Update — Sept. 3, 9:40 a.m. ET
The office of Ukrainian President Petro Poroshenko said he and Russian President Vladimir Putin had reached an understanding about what is needed to reach a lasting cease-fire in east Ukraine, the New York Times reported.
The statement was then changed to: "Their conversation resulted in agreement on a process for ceasing fire in the Donbass region," the BBC reported.
Following the original statement's release, the Kremlin said Putin had not agreed to a cease-fire, as Russia is not party to the conflict.
Putin later said he hoped a peace agreement between Ukraine and pro-Russian rebels would be reached by Friday, the BBC reported.
He urged on all sides to stop military action in east Ukraine, and stated that his and Poroshenko's views were close.
Speaking in Mongolia, Putin said, "Our views on the way to resolve the conflict, as it seemed to me, are very close," Reuters reported.
Putin outlined seven steps to resolve the crisis. These included a prisoner exchange, the creation of a humanitarian corridor for refugees and aid supplies, for Ukrainian troops to pull back, and for rebels to cease their offensive.
Speaking during his visit to Tallinn, Estonia, President Obama said the U.S. had "consistently supported" Ukraine's efforts to achieve a lasting cease-fire.
He added: "So far it hasn't helped, either because Russia has not been serious about it or it's pretended that it's not controlling the separatists, and separatists, when they thought it was to their advantage, have not abided by the cease-fire."

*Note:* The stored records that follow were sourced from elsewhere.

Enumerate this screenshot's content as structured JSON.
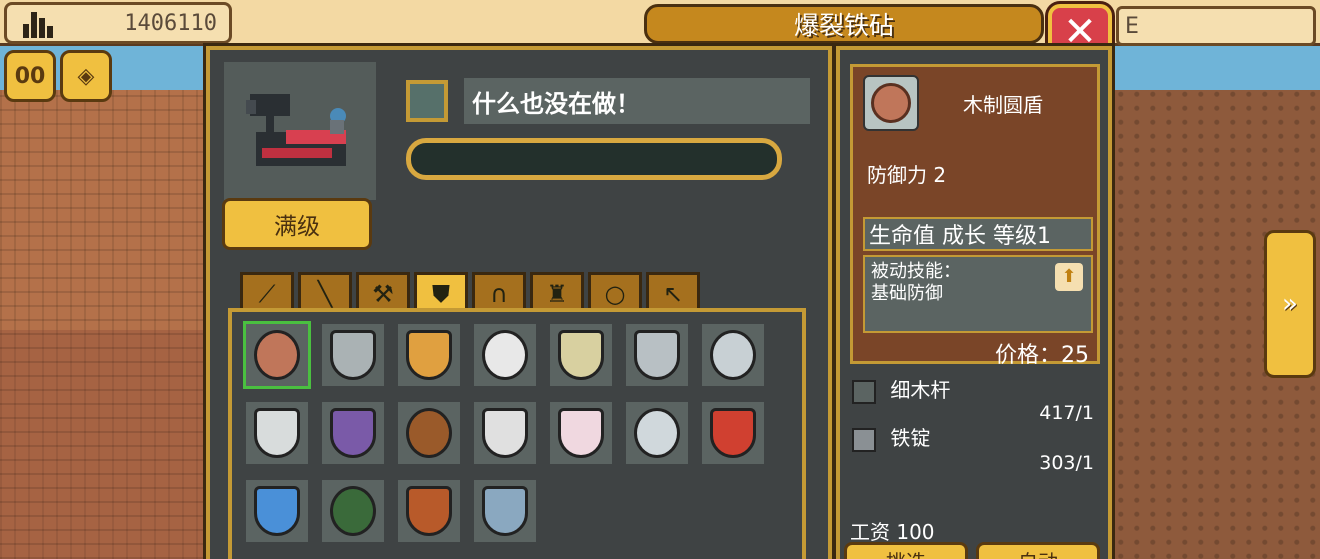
{
  "currency": {
    "icon": "building-icon",
    "value": "1406110"
  },
  "title": "爆裂铁砧",
  "right_tab_partial": "E",
  "left_buttons": [
    {
      "icon": "pause-icon",
      "label": "00"
    },
    {
      "icon": "gems-icon"
    }
  ],
  "machine": {
    "max_level_label": "满级"
  },
  "status": {
    "text": "什么也没在做！",
    "progress": 0
  },
  "tabs": [
    {
      "icon": "sword-icon",
      "active": false
    },
    {
      "icon": "staff-icon",
      "active": false
    },
    {
      "icon": "axe-icon",
      "active": false
    },
    {
      "icon": "shield-icon",
      "active": true
    },
    {
      "icon": "helmet-icon",
      "active": false
    },
    {
      "icon": "armor-icon",
      "active": false
    },
    {
      "icon": "ring-icon",
      "active": false
    },
    {
      "icon": "bow-icon",
      "active": false
    }
  ],
  "items": [
    {
      "icon": "wooden-round-shield-icon",
      "color": "#c0765a",
      "selected": true
    },
    {
      "icon": "silver-buckler-icon",
      "color": "#aab2b4"
    },
    {
      "icon": "heraldic-shield-icon",
      "color": "#e0a040"
    },
    {
      "icon": "white-kite-shield-icon",
      "color": "#e8e8e8"
    },
    {
      "icon": "cream-shield-icon",
      "color": "#d8d0a0"
    },
    {
      "icon": "steel-round-shield-icon",
      "color": "#b8c0c4"
    },
    {
      "icon": "half-silver-shield-icon",
      "color": "#c8d0d4"
    },
    {
      "icon": "tower-shield-icon",
      "color": "#d8dcdc"
    },
    {
      "icon": "purple-round-shield-icon",
      "color": "#7a5aa8"
    },
    {
      "icon": "spiked-bronze-shield-icon",
      "color": "#9a5a2a"
    },
    {
      "icon": "ornate-white-shield-icon",
      "color": "#e0e0e0"
    },
    {
      "icon": "cross-shield-icon",
      "color": "#f0d8e0"
    },
    {
      "icon": "winged-silver-shield-icon",
      "color": "#d0d8dc"
    },
    {
      "icon": "lion-shield-icon",
      "color": "#d04030"
    },
    {
      "icon": "blue-crest-shield-icon",
      "color": "#4a90d8"
    },
    {
      "icon": "green-dragon-shield-icon",
      "color": "#3a6a3a"
    },
    {
      "icon": "red-tower-shield-icon",
      "color": "#b85a2a"
    },
    {
      "icon": "frost-shield-icon",
      "color": "#8aa8c0"
    }
  ],
  "detail": {
    "name": "木制圆盾",
    "defense": "防御力 2",
    "growth": "生命值 成长 等级1",
    "skill_label": "被动技能：",
    "skill_name": "基础防御",
    "price": "价格：25"
  },
  "materials": [
    {
      "icon": "wood-stick-icon",
      "name": "细木杆",
      "qty": "417/1"
    },
    {
      "icon": "iron-ingot-icon",
      "name": "铁锭",
      "qty": "303/1"
    }
  ],
  "wage": "工资 100",
  "bottom_buttons": [
    "挑选",
    "自动"
  ],
  "side_arrow": "»"
}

Russia has always denied supporting the separatist rebels in eastern Ukraine. The conflict has killed more than 2,600 since April.
This story is developing...